Going into their first label-produced album, Jersey natives The Front Bottoms sat comfortably in the naïve space of indefinable indie-rock. Their most accomplished work before being signed by Bar/None records, the self-released and tremendously titled My Grandma vs. Pneumonia, was an early draft of a Tarantino movie, tearing through genres carelessly from song to song, hoping it became coherent in the end. It’s actually not a bad album, and there are some great songs on it (particularly the opener “Flying Model Rockets), but it does have tremendous room for growth.
Two albums later, The Front Bottoms, a band named after the British slang term for a female sexual organ, are still growing but are exhibiting very little pains with the process. Talon of the Hawk, the bands’ most recent record, sharpens their sense of self, deciding to be a little more definable by committing fully to the indie-punk-folk sound they’d experimented with at times on their self-titled label debut. It takes some of the schizophrenic changes of pace out of the equation, leaving the vertigo-inducing songs like “Father” or “The Beers” that made their last record incessantly dynamic behind in an attempt to build coherency.
Even with this commitment to logically moving songs, The Front Bottoms have held off on diluting their stimulating and endlessly entertaining lyricist Brian Sella. As with everything that’s come before, Sella is the main attraction on Talon of the Hawk. If The Front Bottoms was organized as a jet-stream of consciousness for the snarky frontman to let loose over, then Talon is a series of long-ish drunk texts that you get the feeling Sella might regret sending in a year or two. As a lyricist, he has the same punk-rock honesty complex as Titus Andronicus’s Patrick Stickles, but there’s more hope and tenderness here than on any of Stickles’s gnarly opuses. These are love songs, not songs about love, and Sella is cool with that label, even trying to reclaim it for the awkward, vaguely creepy kid sitting alone at a party.
And it’s all so personal that these songs can actually do some damage. On “Swear to God the Devil Made Me Do It”, as Sella tries to implode a masculinity complex through literal complications (“I know CPR/I know mouth to mouth… Baby I can spit this game all day) and dreams of creating life-changing art, he goes back on his own progress, mourning, “But I am full of shit/I’m a plagiarist/As a liar, I’m a 10”. It all feels in the moment, and you can actually follow his thought patterns here. He sells the performance in a way that few other singers can. This could be a Fiona Apple record.
Then there’s “Twin Sized Mattress”, the one truly transcendent song on this album, a tour-de-force of the formidable songwriter Brian Sella can be. When he sings, “When the floodwater comes it ain’t gonna be clear/It’s gonna look like mud/But I will help you swim/I will help you swim/I’m gonna help you swim”, there’s no mistaking the earnest heart this dude has.
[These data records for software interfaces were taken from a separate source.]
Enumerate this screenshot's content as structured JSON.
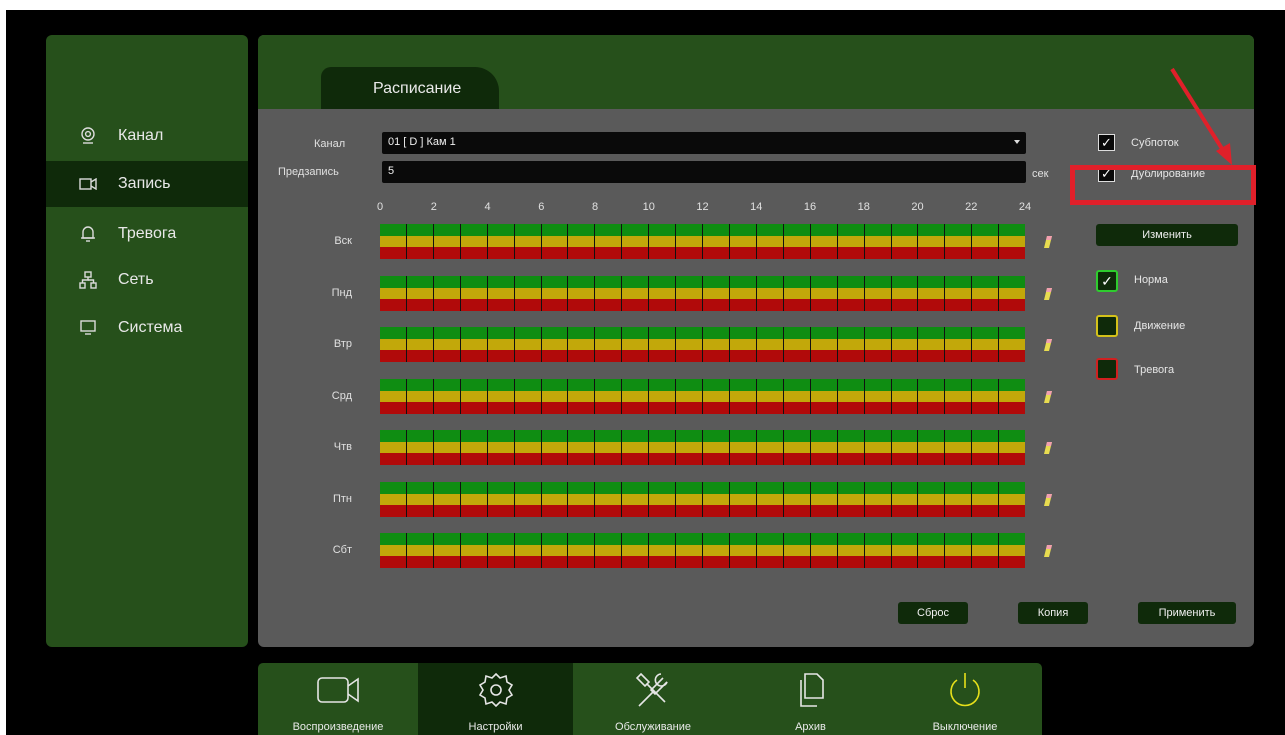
{
  "sidebar": {
    "items": [
      {
        "label": "Канал",
        "icon": "camera-lens-icon"
      },
      {
        "label": "Запись",
        "icon": "video-camera-icon",
        "active": true
      },
      {
        "label": "Тревога",
        "icon": "bell-icon"
      },
      {
        "label": "Сеть",
        "icon": "network-icon"
      },
      {
        "label": "Система",
        "icon": "monitor-icon"
      }
    ]
  },
  "tab": {
    "label": "Расписание"
  },
  "form": {
    "channel_label": "Канал",
    "channel_value": "01 [ D ] Кам 1",
    "prerecord_label": "Предзапись",
    "prerecord_value": "5",
    "prerecord_unit": "сек"
  },
  "schedule": {
    "hours": [
      "0",
      "2",
      "4",
      "6",
      "8",
      "10",
      "12",
      "14",
      "16",
      "18",
      "20",
      "22",
      "24"
    ],
    "days": [
      "Вск",
      "Пнд",
      "Втр",
      "Срд",
      "Чтв",
      "Птн",
      "Сбт"
    ],
    "bands": [
      {
        "name": "Норма",
        "color": "#0f8d12"
      },
      {
        "name": "Движение",
        "color": "#c2a80a"
      },
      {
        "name": "Тревога",
        "color": "#b10a0a"
      }
    ]
  },
  "options": {
    "substream_label": "Субпоток",
    "substream_checked": true,
    "duplicate_label": "Дублирование",
    "duplicate_checked": true
  },
  "edit_button": "Изменить",
  "legend": [
    {
      "label": "Норма",
      "border": "#2ecc2e",
      "checked": true
    },
    {
      "label": "Движение",
      "border": "#d4c21a",
      "checked": false
    },
    {
      "label": "Тревога",
      "border": "#d02020",
      "checked": false
    }
  ],
  "buttons": {
    "reset": "Сброс",
    "copy": "Копия",
    "apply": "Применить"
  },
  "dock": [
    {
      "label": "Воспроизведение",
      "icon": "video-camera-icon"
    },
    {
      "label": "Настройки",
      "icon": "gear-icon",
      "active": true
    },
    {
      "label": "Обслуживание",
      "icon": "tools-icon"
    },
    {
      "label": "Архив",
      "icon": "files-icon"
    },
    {
      "label": "Выключение",
      "icon": "power-icon"
    }
  ],
  "colors": {
    "accent": "#26501b",
    "active": "#0f2a0a",
    "annotation": "#e0202a"
  }
}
This is what is so magnetizing about The Front Bottoms: their ability to distill emotional moments that are usually lost to abstraction in a lesser band’s hands. With all that being said, there also hasn’t been a more beautiful song put to record this year.